Letter on Reformation

By

If you happened to log onto Facebook around Thanksgiving, you might have seen these words, blinking in white against an emergency-red background: “URGENT: If you’re not freaking out right now about net neutrality you’re not paying attention.”


 

Essays

American Reams

By

Old Mohawk Paper company lore has it that in 1946, a salesman named George Morrison handed his client in Boston a trial grade of paper so lush and even, so uniform and pure, that the client could only reply, “George, this is one super fine sheet of paper.”


Rhapsody in Blue

By

It couldn’t have happened the way I remember, because pain ought to contradict pleasure.

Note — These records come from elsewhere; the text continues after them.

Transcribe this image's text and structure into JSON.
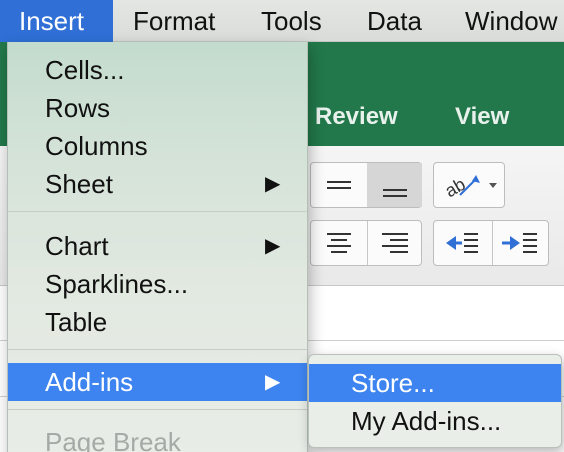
{
  "menubar": {
    "items": [
      "Insert",
      "Format",
      "Tools",
      "Data",
      "Window"
    ],
    "active": "Insert"
  },
  "ribbon": {
    "tabs": [
      "Review",
      "View"
    ]
  },
  "insert_menu": {
    "items": [
      {
        "label": "Cells...",
        "submenu": false,
        "disabled": false
      },
      {
        "label": "Rows",
        "submenu": false,
        "disabled": false
      },
      {
        "label": "Columns",
        "submenu": false,
        "disabled": false
      },
      {
        "label": "Sheet",
        "submenu": true,
        "disabled": false
      },
      {
        "label": "Chart",
        "submenu": true,
        "disabled": false
      },
      {
        "label": "Sparklines...",
        "submenu": false,
        "disabled": false
      },
      {
        "label": "Table",
        "submenu": false,
        "disabled": false
      },
      {
        "label": "Add-ins",
        "submenu": true,
        "disabled": false,
        "highlighted": true
      },
      {
        "label": "Page Break",
        "submenu": false,
        "disabled": true
      }
    ],
    "submenu_arrow": "▶"
  },
  "addins_submenu": {
    "items": [
      {
        "label": "Store...",
        "highlighted": true
      },
      {
        "label": "My Add-ins...",
        "highlighted": false
      }
    ]
  },
  "colors": {
    "menu_highlight": "#3d84f0",
    "ribbon_green": "#22784a",
    "menubar_active": "#2f6fd6"
  }
}
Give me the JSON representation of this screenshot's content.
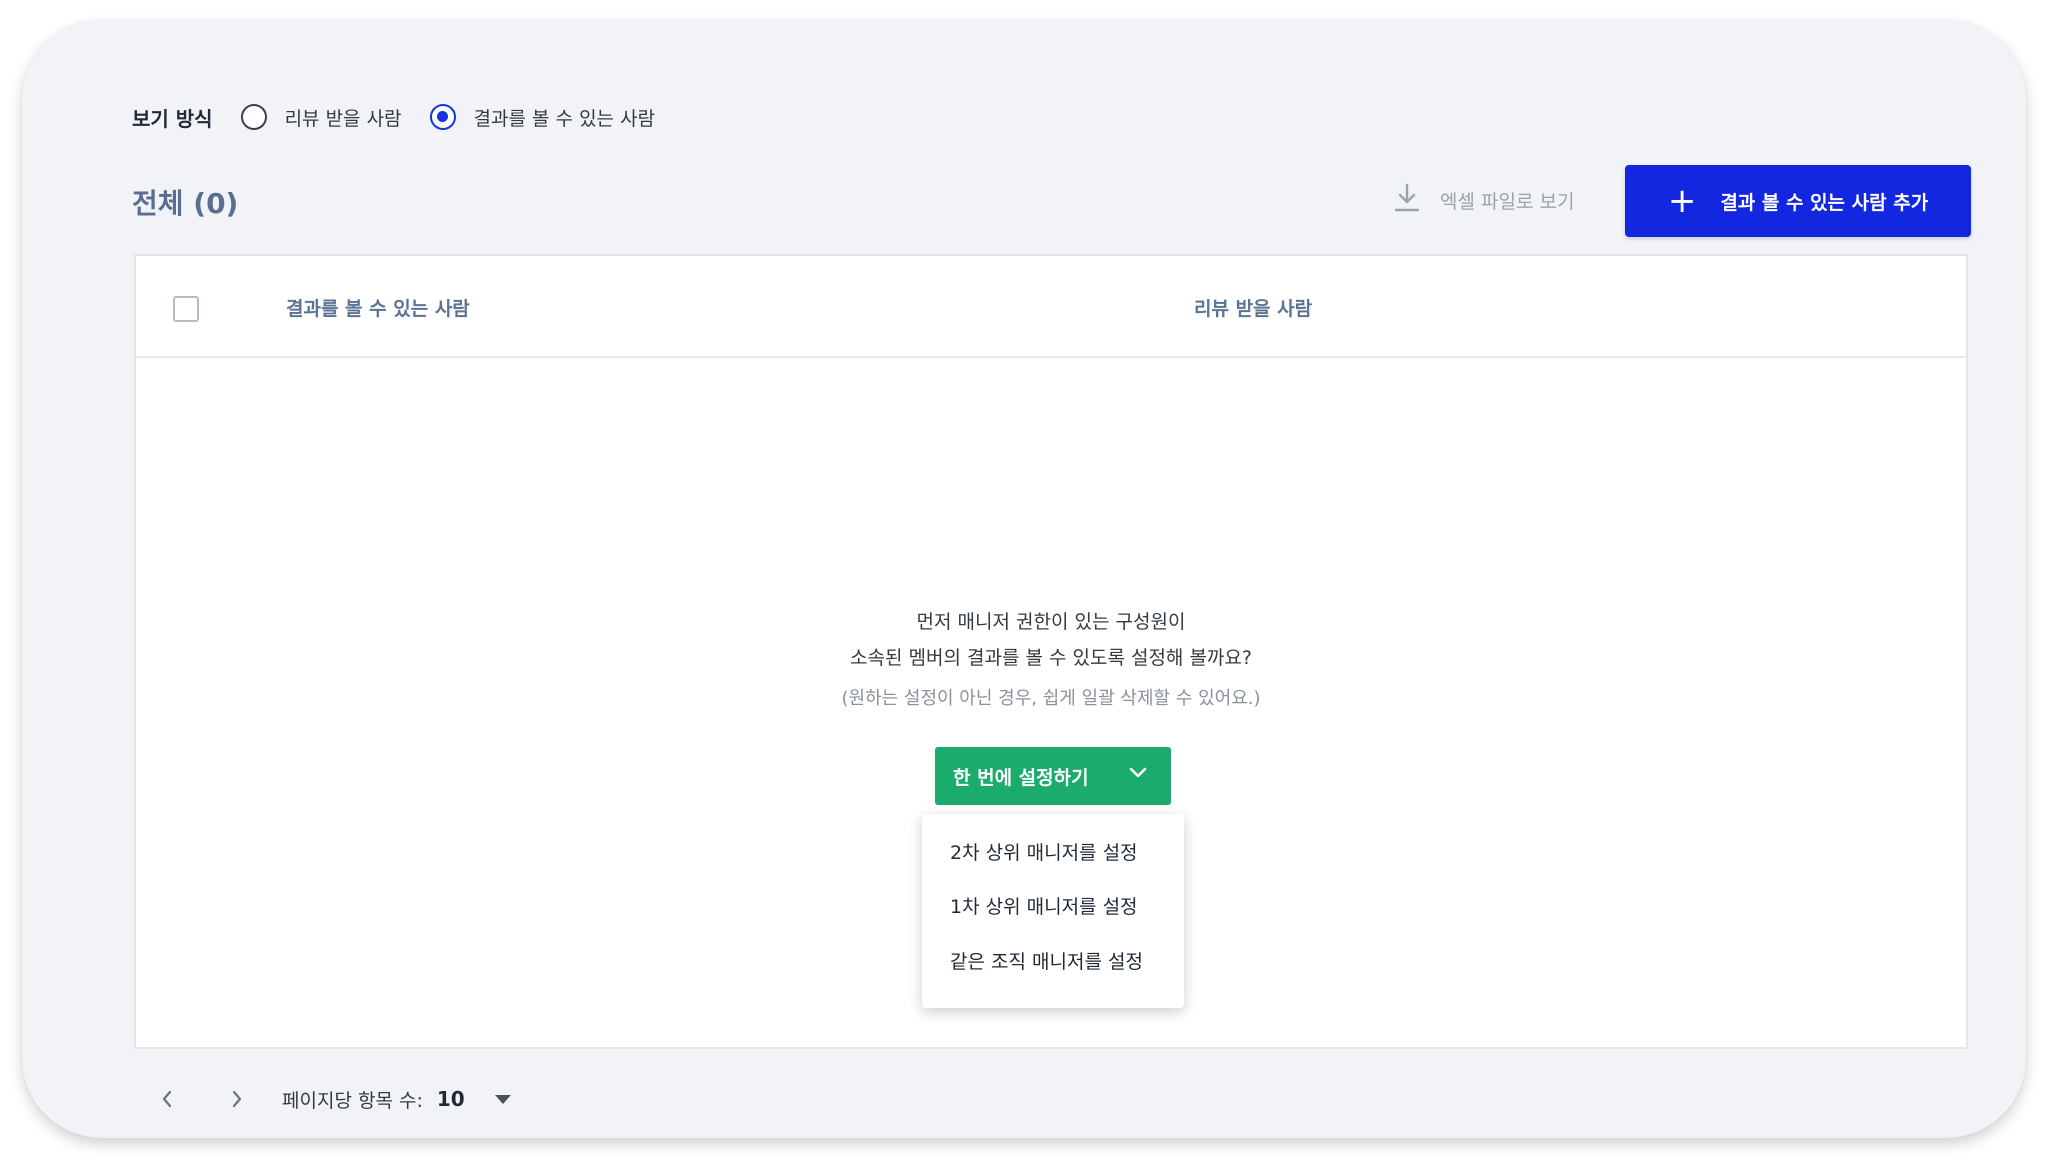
{
  "view_mode": {
    "label": "보기 방식",
    "options": [
      {
        "label": "리뷰 받을 사람",
        "checked": false
      },
      {
        "label": "결과를 볼 수 있는 사람",
        "checked": true
      }
    ]
  },
  "summary": {
    "total_label": "전체 (0)"
  },
  "toolbar": {
    "excel_label": "엑셀 파일로 보기",
    "excel_icon": "download-icon",
    "add_label": "결과 볼 수 있는 사람 추가",
    "add_icon": "plus-icon",
    "add_color": "#1327e0"
  },
  "table": {
    "columns": [
      "결과를 볼 수 있는 사람",
      "리뷰 받을 사람"
    ],
    "rows": []
  },
  "empty_state": {
    "line1": "먼저 매니저 권한이 있는 구성원이",
    "line2": "소속된 멤버의 결과를 볼 수 있도록 설정해 볼까요?",
    "note": "(원하는 설정이 아닌 경우, 쉽게 일괄 삭제할 수 있어요.)",
    "button_label": "한 번에 설정하기",
    "button_icon": "chevron-down-icon",
    "button_color": "#1bab6c",
    "menu": [
      "2차 상위 매니저를 설정",
      "1차 상위 매니저를 설정",
      "같은 조직 매니저를 설정"
    ]
  },
  "pagination": {
    "per_page_label": "페이지당 항목 수:",
    "per_page_value": "10",
    "prev_icon": "chevron-left-icon",
    "next_icon": "chevron-right-icon",
    "dropdown_icon": "caret-down-icon"
  }
}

Close to Nothing

By

Fleur Jaeggy is an insomniac. She nods off at dawn after lying immobile on a bed. She has thought of nothing the night before.


The Master?

By

Directors don’t have a consistently identifiable “prime” in the way that, say, boxers do.


 

Symposium

True Story

By

When I was a little girl, I hid in church.


A Serious House

By

In Philip Larkin’s poem “Church Going,” the narrator peeks into a church, apparently at random, while on a bicycle ride.


Above Morality

By

A church cannot define itself as moral agency because its message is not a primarily moral one and because it offers itself to no one as agency. Morality is a poor basis for missionary work.


Charitable Living

By

When Augustine of Hippo, the venerable philosopher and bishop, first used religio Christiana in his legendary opus The City of God, he was unhappy with the phrase.


Touched by the Sacred

By

1998. A man in black walks along a dark street on the outskirts of a metropolis. The spotlight follows him. He stops and recites a mantra, over a steady house beat.


Can There Be an Atheist Church?

By

Why do people who have this urge for the transcendent also tend to participate in social rituals and practices? Why should this impulse, these attitudes, lead to church?


Three Funerals, No Wedding

By

I’m not much of a Quaker.


Survey: What is church for?

By

We invited priests and pastors from across the country to participate in a short survey about the joys, challenges and day-to-day work of leading a church in contemporary America.


Accounting for Tradition

By

Philip Gorski is a professor of sociology at Yale University, where he is the co-director of the Center for Comparative Research and the Religion and Politics Colloquium at the Yale MacMillan Center.


 

Dialogue

Accounting for Tradition

By

Philip Gorski is a professor of sociology at Yale University, where he is the co-director of the Center for Comparative Research and the Religion and Politics Colloquium at the Yale MacMillan Center.


 

Survey

Survey: What is church for?

By

We invited priests and pastors from across the country to participate in a short survey about the joys, challenges and day-to-day work of leading a church in contemporary America.


 

Reviews

Baidu Baike

By

Living in Shanghai, as I did for several years, often made me exercise muscles of suspicion I’d barely even known I had.


Anselm Kiefer

By

I  was not prepared for the size of the thing—there had been little in the exhibition photographs to indicate its scale. I rounded the corner and there it was, two stories tall.


The Closing of the American Mind

By

Allan Bloom was an elitist. He saw himself as a champion of excellence in an age of vulgarity.